At the moment the best UK repositories of evaluations are based around health and economic benefits but that doesn’t stop you putting the report on your organisation’s website – if someone is looking for a similar project, search engines will do the leg work for you. That evaluation might save someone a lot of time and money, and it goes without saying, look for any similar work before you start a project, you might get some good ideas, and stop yourself falling into the same pit-holes!

 

What is a Qualitative approach?

The benefit of having tastier satsumas is difficult to quantify: to turn into a numerical, comparable value. This is essentially what qualitative work does: measure the unquantifiable quality of something. Just don’t ask what we mean by Quality – that opens a whole other can of worms

In this context though, quality also means a lack of quality, or even a negative property such as pain. Pain is a great example of something that people want to quantify: to put in a linear scale out of 10 so that clinicians can prioritise patients, and choose appropriate treatments.

But pain is, in a sense, too multidimensional to be rated as one factor. Firstly, intensity doesn’t always seem to be linear, and muscle pain, bone pain and headaches seem to feel very different. People report different tolerances for pain, and how can people accurately report different levels of pain if they have never experienced the upper bounds? How do you know your patient’s headache is the worst pain imaginable if they’ve never given birth?

A typical qualitative approach would open a dialogue with the patient, partly to get to the bottom of some of these quandaries: Have you ever had pain this strong before? Is it a dull ache, or a sharp pain? Can you ignore it? What has worked well for you in the past? A clinician who can gain a deeper level of understanding might make a better treatment decision for the patient, coupled with their own knowledge and experience.

This is great, although it is probably more time intensive for the patient and clinician compared to using a pain thermometer. It’s also something that us typically social humans are really good at doing; talking to others to find out about their experience. When your partner comes home from work, most people don’t ask them to rate their day out of 10 and leave the conversation like that. I’d argue that most people are extremely attuned to qualitative discussion: we use it everyday, in verbal and non-verbal ways to understand each other.

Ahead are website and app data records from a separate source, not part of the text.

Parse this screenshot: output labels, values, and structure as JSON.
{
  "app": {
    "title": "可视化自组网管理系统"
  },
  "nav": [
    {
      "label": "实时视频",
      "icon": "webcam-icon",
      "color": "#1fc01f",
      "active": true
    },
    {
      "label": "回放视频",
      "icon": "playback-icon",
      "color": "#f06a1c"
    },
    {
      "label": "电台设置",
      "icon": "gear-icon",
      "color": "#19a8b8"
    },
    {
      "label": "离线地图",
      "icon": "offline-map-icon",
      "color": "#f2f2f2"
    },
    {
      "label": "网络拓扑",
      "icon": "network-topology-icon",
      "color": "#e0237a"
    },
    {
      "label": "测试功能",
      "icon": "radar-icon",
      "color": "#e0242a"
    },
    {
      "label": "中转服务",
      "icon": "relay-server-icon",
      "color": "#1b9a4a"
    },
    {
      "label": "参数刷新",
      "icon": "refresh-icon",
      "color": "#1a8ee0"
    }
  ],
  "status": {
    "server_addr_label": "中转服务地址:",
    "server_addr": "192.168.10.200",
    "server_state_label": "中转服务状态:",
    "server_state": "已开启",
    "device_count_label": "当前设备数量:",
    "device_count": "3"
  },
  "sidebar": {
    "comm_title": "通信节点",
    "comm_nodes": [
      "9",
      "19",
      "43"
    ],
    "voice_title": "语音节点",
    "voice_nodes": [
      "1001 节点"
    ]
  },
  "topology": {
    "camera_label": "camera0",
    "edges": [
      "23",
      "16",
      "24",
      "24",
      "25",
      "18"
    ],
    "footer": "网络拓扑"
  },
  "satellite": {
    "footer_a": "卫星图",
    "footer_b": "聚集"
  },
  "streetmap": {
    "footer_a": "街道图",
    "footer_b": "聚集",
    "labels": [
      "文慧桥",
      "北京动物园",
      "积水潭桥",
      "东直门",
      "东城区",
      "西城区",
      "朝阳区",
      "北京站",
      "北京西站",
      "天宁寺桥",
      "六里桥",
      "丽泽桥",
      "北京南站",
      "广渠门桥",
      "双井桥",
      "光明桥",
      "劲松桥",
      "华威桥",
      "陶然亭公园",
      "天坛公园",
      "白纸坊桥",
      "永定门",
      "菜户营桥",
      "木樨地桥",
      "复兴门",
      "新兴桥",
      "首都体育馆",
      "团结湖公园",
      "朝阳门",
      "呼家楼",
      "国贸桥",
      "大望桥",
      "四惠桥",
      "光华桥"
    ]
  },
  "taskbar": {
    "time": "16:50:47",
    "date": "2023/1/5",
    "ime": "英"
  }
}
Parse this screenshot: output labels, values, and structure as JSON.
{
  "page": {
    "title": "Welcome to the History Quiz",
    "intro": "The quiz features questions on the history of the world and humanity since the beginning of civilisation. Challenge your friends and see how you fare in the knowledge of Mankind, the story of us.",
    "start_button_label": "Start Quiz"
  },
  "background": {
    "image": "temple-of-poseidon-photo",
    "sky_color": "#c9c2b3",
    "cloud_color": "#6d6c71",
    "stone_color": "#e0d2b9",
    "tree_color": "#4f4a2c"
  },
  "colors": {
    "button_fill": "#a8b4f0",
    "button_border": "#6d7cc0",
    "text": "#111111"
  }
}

Two of the main problems with this approach are the repeatability, and sharing of this understanding.

Can we have a conversation with different patients, so that every time we get comparable answers? Perhaps not: in fact this is probably not even desirable. If we don’t tailor the conversation to the individual’s patients situation, we might miss something. If we have a script, and the stock question is ‘Where is your pain?’, the answer ‘In my foot’ doesn’t allow us to say ‘Which foot?’ in a way that is not needed if the answer is ‘nose’.

Secondly, if we have spent all day talking to patients about their post-operation pain, how can we share these insights with others? Is that new pain medication working? Are those fancy dissolvable stitches causing problems for people? A nurse who has been asking these questions all day might have what we can crudely call, an intuitive sense of whether peoples pain in general is worse today, but this is difficult to prove and communicate. Another nurse might talk to the same patients, and have a different perspective. The question is: How can we make use of this qualitative data?

We’ll look at this more in the next post. But there are of course many other descriptions and definitions of qualitative approaches, in fact Guest et al. (2013) disturbingly note that

There are about as many definitions of qualitative research as there are books on the

subject…

This is from Collecting Qualitative Data: A Field Manual for Applied Research (2013), and since this chapter is freely available online, this is as good a place to start as any.